WORK REQUEST: Return the records below exactly as they are written.

===

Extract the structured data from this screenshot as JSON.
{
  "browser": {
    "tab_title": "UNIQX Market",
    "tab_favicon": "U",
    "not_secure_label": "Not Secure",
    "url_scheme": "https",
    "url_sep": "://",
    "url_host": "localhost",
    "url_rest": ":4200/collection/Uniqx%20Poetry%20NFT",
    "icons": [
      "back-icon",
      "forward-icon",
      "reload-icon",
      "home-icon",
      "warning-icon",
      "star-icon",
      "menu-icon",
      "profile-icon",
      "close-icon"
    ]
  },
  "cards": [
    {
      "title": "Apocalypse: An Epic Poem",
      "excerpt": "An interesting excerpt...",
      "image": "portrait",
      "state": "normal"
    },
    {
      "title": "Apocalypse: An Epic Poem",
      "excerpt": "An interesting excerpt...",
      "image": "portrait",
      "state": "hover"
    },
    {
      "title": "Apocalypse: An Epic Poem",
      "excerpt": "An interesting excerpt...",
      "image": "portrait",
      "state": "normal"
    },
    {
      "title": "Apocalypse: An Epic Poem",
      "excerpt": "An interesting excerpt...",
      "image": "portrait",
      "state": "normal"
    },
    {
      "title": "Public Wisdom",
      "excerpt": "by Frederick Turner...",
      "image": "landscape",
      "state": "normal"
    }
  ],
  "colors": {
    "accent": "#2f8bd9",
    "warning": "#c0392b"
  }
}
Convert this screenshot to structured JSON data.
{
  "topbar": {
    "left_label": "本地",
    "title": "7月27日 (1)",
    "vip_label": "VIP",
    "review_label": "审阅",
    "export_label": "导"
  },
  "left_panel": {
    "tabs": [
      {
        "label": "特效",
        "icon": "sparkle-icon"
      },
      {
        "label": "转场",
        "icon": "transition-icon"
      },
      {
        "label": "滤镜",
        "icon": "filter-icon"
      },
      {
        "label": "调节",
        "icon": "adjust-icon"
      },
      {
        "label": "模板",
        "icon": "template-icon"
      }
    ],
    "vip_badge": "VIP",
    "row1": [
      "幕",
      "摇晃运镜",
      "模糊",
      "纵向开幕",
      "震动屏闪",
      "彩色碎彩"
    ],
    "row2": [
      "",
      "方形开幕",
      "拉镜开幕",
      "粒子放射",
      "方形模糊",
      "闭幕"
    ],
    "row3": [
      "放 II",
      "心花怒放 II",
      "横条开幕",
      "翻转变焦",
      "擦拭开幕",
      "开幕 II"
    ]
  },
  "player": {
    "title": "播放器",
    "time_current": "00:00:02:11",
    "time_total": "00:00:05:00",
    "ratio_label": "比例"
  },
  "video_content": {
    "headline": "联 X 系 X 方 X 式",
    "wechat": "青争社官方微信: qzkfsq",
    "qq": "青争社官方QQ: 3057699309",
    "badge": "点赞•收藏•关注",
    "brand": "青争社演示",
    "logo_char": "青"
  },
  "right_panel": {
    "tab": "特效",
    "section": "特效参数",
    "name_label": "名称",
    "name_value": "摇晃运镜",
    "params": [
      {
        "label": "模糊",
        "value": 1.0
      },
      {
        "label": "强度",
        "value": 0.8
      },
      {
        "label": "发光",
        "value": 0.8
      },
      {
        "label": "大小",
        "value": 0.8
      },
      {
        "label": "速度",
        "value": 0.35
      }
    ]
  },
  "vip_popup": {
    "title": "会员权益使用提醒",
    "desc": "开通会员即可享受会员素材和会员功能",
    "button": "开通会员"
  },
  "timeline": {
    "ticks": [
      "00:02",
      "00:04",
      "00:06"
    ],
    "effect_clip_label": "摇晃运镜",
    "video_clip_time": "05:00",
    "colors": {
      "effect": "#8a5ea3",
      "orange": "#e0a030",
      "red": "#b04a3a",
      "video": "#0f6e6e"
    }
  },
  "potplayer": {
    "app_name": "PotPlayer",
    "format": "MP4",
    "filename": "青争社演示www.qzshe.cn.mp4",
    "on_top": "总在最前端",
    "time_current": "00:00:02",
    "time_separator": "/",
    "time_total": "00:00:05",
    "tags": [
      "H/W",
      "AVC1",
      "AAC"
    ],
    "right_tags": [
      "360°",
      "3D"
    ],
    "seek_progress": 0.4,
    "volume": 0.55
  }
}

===

SOLVED EXERCISE:
Extract the structured data from this screenshot as JSON.
{
  "browser": {
    "tab_title": "UNIQX Market",
    "tab_favicon": "U",
    "not_secure_label": "Not Secure",
    "url_scheme": "https",
    "url_sep": "://",
    "url_host": "localhost",
    "url_rest": ":4200/collection/Uniqx%20Poetry%20NFT",
    "icons": [
      "back-icon",
      "forward-icon",
      "reload-icon",
      "home-icon",
      "warning-icon",
      "star-icon",
      "menu-icon",
      "profile-icon",
      "close-icon"
    ]
  },
  "cards": [
    {
      "title": "Apocalypse: An Epic Poem",
      "excerpt": "An interesting excerpt...",
      "image": "portrait",
      "state": "normal"
    },
    {
      "title": "Apocalypse: An Epic Poem",
      "excerpt": "An interesting excerpt...",
      "image": "portrait",
      "state": "hover"
    },
    {
      "title": "Apocalypse: An Epic Poem",
      "excerpt": "An interesting excerpt...",
      "image": "portrait",
      "state": "normal"
    },
    {
      "title": "Apocalypse: An Epic Poem",
      "excerpt": "An interesting excerpt...",
      "image": "portrait",
      "state": "normal"
    },
    {
      "title": "Public Wisdom",
      "excerpt": "by Frederick Turner...",
      "image": "landscape",
      "state": "normal"
    }
  ],
  "colors": {
    "accent": "#2f8bd9",
    "warning": "#c0392b"
  }
}
Convert this screenshot to structured JSON data.
{
  "topbar": {
    "left_label": "本地",
    "title": "7月27日 (1)",
    "vip_label": "VIP",
    "review_label": "审阅",
    "export_label": "导"
  },
  "left_panel": {
    "tabs": [
      {
        "label": "特效",
        "icon": "sparkle-icon"
      },
      {
        "label": "转场",
        "icon": "transition-icon"
      },
      {
        "label": "滤镜",
        "icon": "filter-icon"
      },
      {
        "label": "调节",
        "icon": "adjust-icon"
      },
      {
        "label": "模板",
        "icon": "template-icon"
      }
    ],
    "vip_badge": "VIP",
    "row1": [
      "幕",
      "摇晃运镜",
      "模糊",
      "纵向开幕",
      "震动屏闪",
      "彩色碎彩"
    ],
    "row2": [
      "",
      "方形开幕",
      "拉镜开幕",
      "粒子放射",
      "方形模糊",
      "闭幕"
    ],
    "row3": [
      "放 II",
      "心花怒放 II",
      "横条开幕",
      "翻转变焦",
      "擦拭开幕",
      "开幕 II"
    ]
  },
  "player": {
    "title": "播放器",
    "time_current": "00:00:02:11",
    "time_total": "00:00:05:00",
    "ratio_label": "比例"
  },
  "video_content": {
    "headline": "联 X 系 X 方 X 式",
    "wechat": "青争社官方微信: qzkfsq",
    "qq": "青争社官方QQ: 3057699309",
    "badge": "点赞•收藏•关注",
    "brand": "青争社演示",
    "logo_char": "青"
  },
  "right_panel": {
    "tab": "特效",
    "section": "特效参数",
    "name_label": "名称",
    "name_value": "摇晃运镜",
    "params": [
      {
        "label": "模糊",
        "value": 1.0
      },
      {
        "label": "强度",
        "value": 0.8
      },
      {
        "label": "发光",
        "value": 0.8
      },
      {
        "label": "大小",
        "value": 0.8
      },
      {
        "label": "速度",
        "value": 0.35
      }
    ]
  },
  "vip_popup": {
    "title": "会员权益使用提醒",
    "desc": "开通会员即可享受会员素材和会员功能",
    "button": "开通会员"
  },
  "timeline": {
    "ticks": [
      "00:02",
      "00:04",
      "00:06"
    ],
    "effect_clip_label": "摇晃运镜",
    "video_clip_time": "05:00",
    "colors": {
      "effect": "#8a5ea3",
      "orange": "#e0a030",
      "red": "#b04a3a",
      "video": "#0f6e6e"
    }
  },
  "potplayer": {
    "app_name": "PotPlayer",
    "format": "MP4",
    "filename": "青争社演示www.qzshe.cn.mp4",
    "on_top": "总在最前端",
    "time_current": "00:00:02",
    "time_separator": "/",
    "time_total": "00:00:05",
    "tags": [
      "H/W",
      "AVC1",
      "AAC"
    ],
    "right_tags": [
      "360°",
      "3D"
    ],
    "seek_progress": 0.4,
    "volume": 0.55
  }
}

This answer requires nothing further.